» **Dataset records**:
● ● ● ●
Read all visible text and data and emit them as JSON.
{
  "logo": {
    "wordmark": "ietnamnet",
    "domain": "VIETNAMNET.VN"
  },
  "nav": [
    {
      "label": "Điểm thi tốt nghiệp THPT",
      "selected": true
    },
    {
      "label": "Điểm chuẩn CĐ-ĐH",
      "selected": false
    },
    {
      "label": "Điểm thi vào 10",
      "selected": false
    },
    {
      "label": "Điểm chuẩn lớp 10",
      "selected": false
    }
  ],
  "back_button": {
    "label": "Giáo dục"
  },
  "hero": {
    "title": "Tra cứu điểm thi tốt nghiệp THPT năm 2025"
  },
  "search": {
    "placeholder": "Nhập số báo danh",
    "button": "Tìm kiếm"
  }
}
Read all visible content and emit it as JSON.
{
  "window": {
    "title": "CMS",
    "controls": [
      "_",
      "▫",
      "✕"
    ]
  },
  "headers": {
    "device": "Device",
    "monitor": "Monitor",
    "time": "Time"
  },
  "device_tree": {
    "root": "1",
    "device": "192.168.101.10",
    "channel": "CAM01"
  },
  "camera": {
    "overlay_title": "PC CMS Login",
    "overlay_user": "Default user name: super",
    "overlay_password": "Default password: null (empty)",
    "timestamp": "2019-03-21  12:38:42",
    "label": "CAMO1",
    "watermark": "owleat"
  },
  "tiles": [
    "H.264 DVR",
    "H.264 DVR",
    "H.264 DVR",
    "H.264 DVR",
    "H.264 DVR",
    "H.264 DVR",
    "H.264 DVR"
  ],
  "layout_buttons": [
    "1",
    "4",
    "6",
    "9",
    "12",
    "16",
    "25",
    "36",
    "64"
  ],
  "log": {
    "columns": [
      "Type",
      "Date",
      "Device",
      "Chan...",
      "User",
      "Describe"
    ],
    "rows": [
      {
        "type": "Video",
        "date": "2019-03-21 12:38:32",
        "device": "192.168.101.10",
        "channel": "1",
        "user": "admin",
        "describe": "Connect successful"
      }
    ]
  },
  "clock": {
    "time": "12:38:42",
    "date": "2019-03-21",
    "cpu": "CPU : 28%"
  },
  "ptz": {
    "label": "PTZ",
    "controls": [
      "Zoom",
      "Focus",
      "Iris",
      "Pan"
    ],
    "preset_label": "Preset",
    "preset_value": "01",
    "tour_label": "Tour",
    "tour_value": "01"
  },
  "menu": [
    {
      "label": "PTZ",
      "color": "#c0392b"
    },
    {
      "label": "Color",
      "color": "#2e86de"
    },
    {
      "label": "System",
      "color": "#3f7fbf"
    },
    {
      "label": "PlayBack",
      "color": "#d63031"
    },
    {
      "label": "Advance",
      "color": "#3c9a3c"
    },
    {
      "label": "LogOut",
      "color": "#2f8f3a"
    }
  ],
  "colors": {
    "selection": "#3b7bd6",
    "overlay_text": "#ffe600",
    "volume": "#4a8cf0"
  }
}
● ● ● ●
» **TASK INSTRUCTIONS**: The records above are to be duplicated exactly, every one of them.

» **YOUR SOLUTION**:
Read all visible text and data and emit them as JSON.
{
  "logo": {
    "wordmark": "ietnamnet",
    "domain": "VIETNAMNET.VN"
  },
  "nav": [
    {
      "label": "Điểm thi tốt nghiệp THPT",
      "selected": true
    },
    {
      "label": "Điểm chuẩn CĐ-ĐH",
      "selected": false
    },
    {
      "label": "Điểm thi vào 10",
      "selected": false
    },
    {
      "label": "Điểm chuẩn lớp 10",
      "selected": false
    }
  ],
  "back_button": {
    "label": "Giáo dục"
  },
  "hero": {
    "title": "Tra cứu điểm thi tốt nghiệp THPT năm 2025"
  },
  "search": {
    "placeholder": "Nhập số báo danh",
    "button": "Tìm kiếm"
  }
}
Read all visible content and emit it as JSON.
{
  "window": {
    "title": "CMS",
    "controls": [
      "_",
      "▫",
      "✕"
    ]
  },
  "headers": {
    "device": "Device",
    "monitor": "Monitor",
    "time": "Time"
  },
  "device_tree": {
    "root": "1",
    "device": "192.168.101.10",
    "channel": "CAM01"
  },
  "camera": {
    "overlay_title": "PC CMS Login",
    "overlay_user": "Default user name: super",
    "overlay_password": "Default password: null (empty)",
    "timestamp": "2019-03-21  12:38:42",
    "label": "CAMO1",
    "watermark": "owleat"
  },
  "tiles": [
    "H.264 DVR",
    "H.264 DVR",
    "H.264 DVR",
    "H.264 DVR",
    "H.264 DVR",
    "H.264 DVR",
    "H.264 DVR"
  ],
  "layout_buttons": [
    "1",
    "4",
    "6",
    "9",
    "12",
    "16",
    "25",
    "36",
    "64"
  ],
  "log": {
    "columns": [
      "Type",
      "Date",
      "Device",
      "Chan...",
      "User",
      "Describe"
    ],
    "rows": [
      {
        "type": "Video",
        "date": "2019-03-21 12:38:32",
        "device": "192.168.101.10",
        "channel": "1",
        "user": "admin",
        "describe": "Connect successful"
      }
    ]
  },
  "clock": {
    "time": "12:38:42",
    "date": "2019-03-21",
    "cpu": "CPU : 28%"
  },
  "ptz": {
    "label": "PTZ",
    "controls": [
      "Zoom",
      "Focus",
      "Iris",
      "Pan"
    ],
    "preset_label": "Preset",
    "preset_value": "01",
    "tour_label": "Tour",
    "tour_value": "01"
  },
  "menu": [
    {
      "label": "PTZ",
      "color": "#c0392b"
    },
    {
      "label": "Color",
      "color": "#2e86de"
    },
    {
      "label": "System",
      "color": "#3f7fbf"
    },
    {
      "label": "PlayBack",
      "color": "#d63031"
    },
    {
      "label": "Advance",
      "color": "#3c9a3c"
    },
    {
      "label": "LogOut",
      "color": "#2f8f3a"
    }
  ],
  "colors": {
    "selection": "#3b7bd6",
    "overlay_text": "#ffe600",
    "volume": "#4a8cf0"
  }
}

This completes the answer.